The trend is also seen at the Westin Riverfront Resort & Spa in Avon. There, general manager Kristen Pryor said reservations are picking up for the days after Tuesday.
“We have some guests who prefer to come in the next weekend (after July 4),” Pryor said. “They’re coming up to relax.”
People may be staying to avoid holiday traffic. While go-home, eastbound traffic is usually heaviest on Sundays, the Fourth of July is going to move that traffic around.
Megan Castle, of the Colorado Department of Transportation, said the Mountain Express Lane, the part-time toll lane on Interstate 70 through Clear Creek County, will be open as needed through the holiday.
Bravo! Vail Music Festival on-going
Pryor said besides holiday and other activities, guests are often driven by heat in the Denver area. Such as many summer guests, they tend to book much closer to their travel dates than ski-season guests. While ski-season bookings are usually made months in advance, summer travelers tend to book a few weeks to even days in advance of their travel dates.
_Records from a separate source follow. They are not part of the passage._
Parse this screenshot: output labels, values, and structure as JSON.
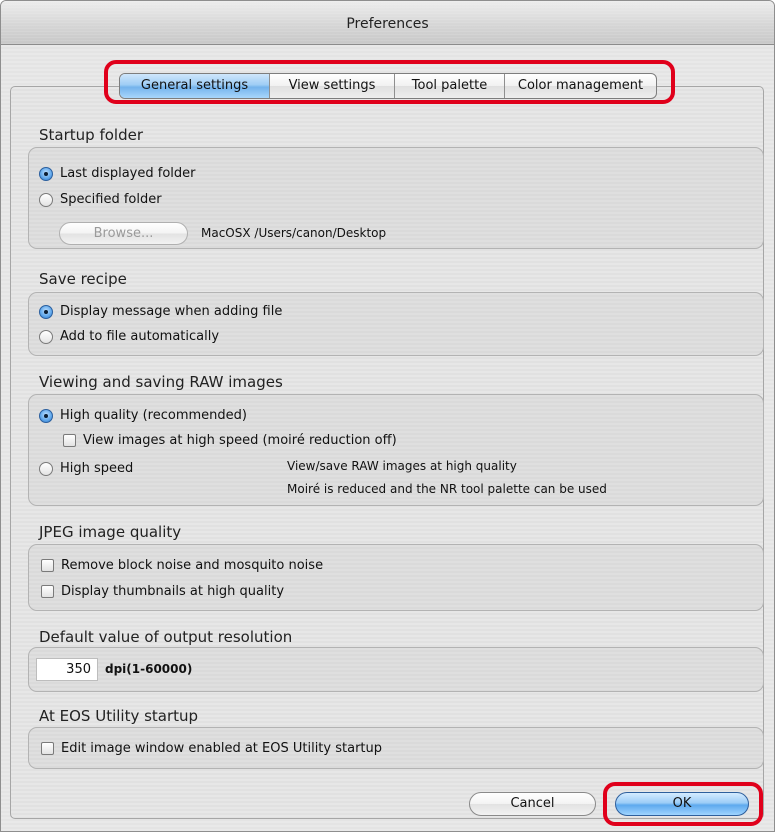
{
  "window": {
    "title": "Preferences"
  },
  "tabs": [
    {
      "label": "General settings",
      "active": true
    },
    {
      "label": "View settings",
      "active": false
    },
    {
      "label": "Tool palette",
      "active": false
    },
    {
      "label": "Color management",
      "active": false
    }
  ],
  "startup_folder": {
    "title": "Startup folder",
    "options": [
      {
        "label": "Last displayed folder",
        "selected": true
      },
      {
        "label": "Specified folder",
        "selected": false
      }
    ],
    "browse_label": "Browse...",
    "path": "MacOSX /Users/canon/Desktop"
  },
  "save_recipe": {
    "title": "Save recipe",
    "options": [
      {
        "label": "Display message when adding file",
        "selected": true
      },
      {
        "label": "Add to file automatically",
        "selected": false
      }
    ]
  },
  "raw": {
    "title": "Viewing and saving RAW images",
    "high_quality": {
      "label": "High quality (recommended)",
      "selected": true
    },
    "high_speed_view": {
      "label": "View images at high speed (moiré reduction off)",
      "checked": false
    },
    "high_speed": {
      "label": "High speed",
      "selected": false
    },
    "description": [
      "View/save RAW images at high quality",
      "Moiré is reduced and the NR tool palette can be used"
    ]
  },
  "jpeg": {
    "title": "JPEG image quality",
    "options": [
      {
        "label": "Remove block noise and mosquito noise",
        "checked": false
      },
      {
        "label": "Display thumbnails at high quality",
        "checked": false
      }
    ]
  },
  "resolution": {
    "title": "Default value of output resolution",
    "value": "350",
    "unit": "dpi(1-60000)"
  },
  "eos": {
    "title": "At EOS Utility startup",
    "option": {
      "label": "Edit image window enabled at EOS Utility startup",
      "checked": false
    }
  },
  "buttons": {
    "cancel": "Cancel",
    "ok": "OK"
  },
  "colors": {
    "highlight": "#e0001b",
    "accent": "#5ea9ee"
  }
}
Even without the holiday crowds, though, there’s plenty going on in the summer high season, from Bravo! Vail Music Festival concerts to on-mountain activities to the weekend’s Triple Bypass and more.
No matter why people visit, Bill Rey is happy to see the summer’s busy season in full swing.
Rey, owner of Vail’s Claggett-Rey Gallery, said when he sees the crowds pick up usually has more to do with Bravo! Vail than the Fourth of July.
“For us, it’s when the second-home owners come in,” Rey said.
With Bravo! starting a week early, the crowds came into Vail Village, too. While all holidays are good for business, Rey said he’s particularly fond of those that fall in the middle of the week.
“I love it,” he said. “People stay through the week; they aren’t just here for the weekend.”
Vail Daily Business Editor Scott Miller can be reached at 970-748-2930, firstname.lastname@example.org or @scottnmiller.
Paul Cuthbertson set out by himself around 3 p.m. Friday from the trailhead that leads up to the Polar Star Inn, according to his father, Mike, but never made it to the popular backcountry hut as a late-spring snowstorm moved in.